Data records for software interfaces
※ ※ ※

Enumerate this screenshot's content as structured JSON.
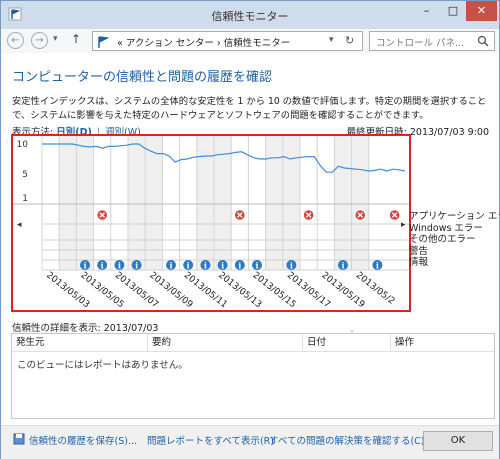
{
  "window": {
    "title": "信頼性モニター",
    "minimize_label": "–",
    "maximize_label": "□",
    "close_label": "✕",
    "accent_color": "#1e5fa8",
    "highlight_color": "#e2201c"
  },
  "nav": {
    "back_label": "←",
    "forward_label": "→",
    "recent_label": "▾",
    "up_label": "↑",
    "address_path": "«  アクション センター  ›  信頼性モニター",
    "address_dropdown": "▾",
    "refresh_label": "↻",
    "search_placeholder": "コントロール パネ..."
  },
  "main": {
    "heading": "コンピューターの信頼性と問題の履歴を確認",
    "description": "安定性インデックスは、システムの全体的な安定性を 1 から 10 の数値で評価します。特定の期間を選択することで、システムに影響を与えた特定のハードウェアとソフトウェアの問題を確認することができます。",
    "view_label": "表示方法:",
    "view_daily": "日別(D)",
    "view_separator": "|",
    "view_weekly": "週別(W)",
    "last_updated": "最終更新日時: 2013/07/03 9:00"
  },
  "chart_data": {
    "type": "line",
    "title": "",
    "ylim": [
      1,
      10
    ],
    "y_ticks": [
      "10",
      "5",
      "1"
    ],
    "x_labels": [
      "2013/05/03",
      "2013/05/05",
      "2013/05/07",
      "2013/05/09",
      "2013/05/11",
      "2013/05/13",
      "2013/05/15",
      "2013/05/17",
      "2013/05/19",
      "2013/05/2"
    ],
    "stability_index": [
      10,
      10,
      10,
      10,
      10,
      10,
      9.8,
      9.6,
      9.5,
      9.6,
      9.3,
      9.6,
      9.6,
      9.7,
      9.8,
      10,
      10,
      9.3,
      8.8,
      8.4,
      8.4,
      8.0,
      7.0,
      7.4,
      7.5,
      7.8,
      7.9,
      8.0,
      8.0,
      8.2,
      8.3,
      8.4,
      8.6,
      8.7,
      8.2,
      7.7,
      7.5,
      7.5,
      7.7,
      7.7,
      7.9,
      7.5,
      7.7,
      7.8,
      7.9,
      7.9,
      6.4,
      5.3,
      5.3,
      6.3,
      6.0,
      5.9,
      5.8,
      5.7,
      5.5,
      5.6,
      5.8,
      5.5,
      5.8,
      5.7,
      5.5
    ],
    "rows": [
      "アプリケーション エラー",
      "Windows エラー",
      "その他のエラー",
      "警告",
      "情報"
    ],
    "app_error_days": [
      3,
      11,
      15,
      18,
      20
    ],
    "info_days": [
      2,
      3,
      4,
      5,
      7,
      8,
      9,
      10,
      11,
      12,
      14,
      17,
      19
    ],
    "scroll_left": "◂",
    "scroll_right": "▸"
  },
  "details": {
    "title": "信頼性の詳細を表示: 2013/07/03",
    "columns": [
      "発生元",
      "要約",
      "日付",
      "操作"
    ],
    "sort_indicator": "ˆ",
    "empty_message": "このビューにはレポートはありません。"
  },
  "footer": {
    "save_history": "信頼性の履歴を保存(S)...",
    "view_all_reports": "問題レポートをすべて表示(R)",
    "check_solutions": "すべての問題の解決策を確認する(C)...",
    "ok_label": "OK"
  }
}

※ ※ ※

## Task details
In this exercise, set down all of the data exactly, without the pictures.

## Finished task
Enumerate this screenshot's content as structured JSON.
{
  "window": {
    "title": "信頼性モニター",
    "minimize_label": "–",
    "maximize_label": "□",
    "close_label": "✕",
    "accent_color": "#1e5fa8",
    "highlight_color": "#e2201c"
  },
  "nav": {
    "back_label": "←",
    "forward_label": "→",
    "recent_label": "▾",
    "up_label": "↑",
    "address_path": "«  アクション センター  ›  信頼性モニター",
    "address_dropdown": "▾",
    "refresh_label": "↻",
    "search_placeholder": "コントロール パネ..."
  },
  "main": {
    "heading": "コンピューターの信頼性と問題の履歴を確認",
    "description": "安定性インデックスは、システムの全体的な安定性を 1 から 10 の数値で評価します。特定の期間を選択することで、システムに影響を与えた特定のハードウェアとソフトウェアの問題を確認することができます。",
    "view_label": "表示方法:",
    "view_daily": "日別(D)",
    "view_separator": "|",
    "view_weekly": "週別(W)",
    "last_updated": "最終更新日時: 2013/07/03 9:00"
  },
  "chart_data": {
    "type": "line",
    "title": "",
    "ylim": [
      1,
      10
    ],
    "y_ticks": [
      "10",
      "5",
      "1"
    ],
    "x_labels": [
      "2013/05/03",
      "2013/05/05",
      "2013/05/07",
      "2013/05/09",
      "2013/05/11",
      "2013/05/13",
      "2013/05/15",
      "2013/05/17",
      "2013/05/19",
      "2013/05/2"
    ],
    "stability_index": [
      10,
      10,
      10,
      10,
      10,
      10,
      9.8,
      9.6,
      9.5,
      9.6,
      9.3,
      9.6,
      9.6,
      9.7,
      9.8,
      10,
      10,
      9.3,
      8.8,
      8.4,
      8.4,
      8.0,
      7.0,
      7.4,
      7.5,
      7.8,
      7.9,
      8.0,
      8.0,
      8.2,
      8.3,
      8.4,
      8.6,
      8.7,
      8.2,
      7.7,
      7.5,
      7.5,
      7.7,
      7.7,
      7.9,
      7.5,
      7.7,
      7.8,
      7.9,
      7.9,
      6.4,
      5.3,
      5.3,
      6.3,
      6.0,
      5.9,
      5.8,
      5.7,
      5.5,
      5.6,
      5.8,
      5.5,
      5.8,
      5.7,
      5.5
    ],
    "rows": [
      "アプリケーション エラー",
      "Windows エラー",
      "その他のエラー",
      "警告",
      "情報"
    ],
    "app_error_days": [
      3,
      11,
      15,
      18,
      20
    ],
    "info_days": [
      2,
      3,
      4,
      5,
      7,
      8,
      9,
      10,
      11,
      12,
      14,
      17,
      19
    ],
    "scroll_left": "◂",
    "scroll_right": "▸"
  },
  "details": {
    "title": "信頼性の詳細を表示: 2013/07/03",
    "columns": [
      "発生元",
      "要約",
      "日付",
      "操作"
    ],
    "sort_indicator": "ˆ",
    "empty_message": "このビューにはレポートはありません。"
  },
  "footer": {
    "save_history": "信頼性の履歴を保存(S)...",
    "view_all_reports": "問題レポートをすべて表示(R)",
    "check_solutions": "すべての問題の解決策を確認する(C)...",
    "ok_label": "OK"
  }
}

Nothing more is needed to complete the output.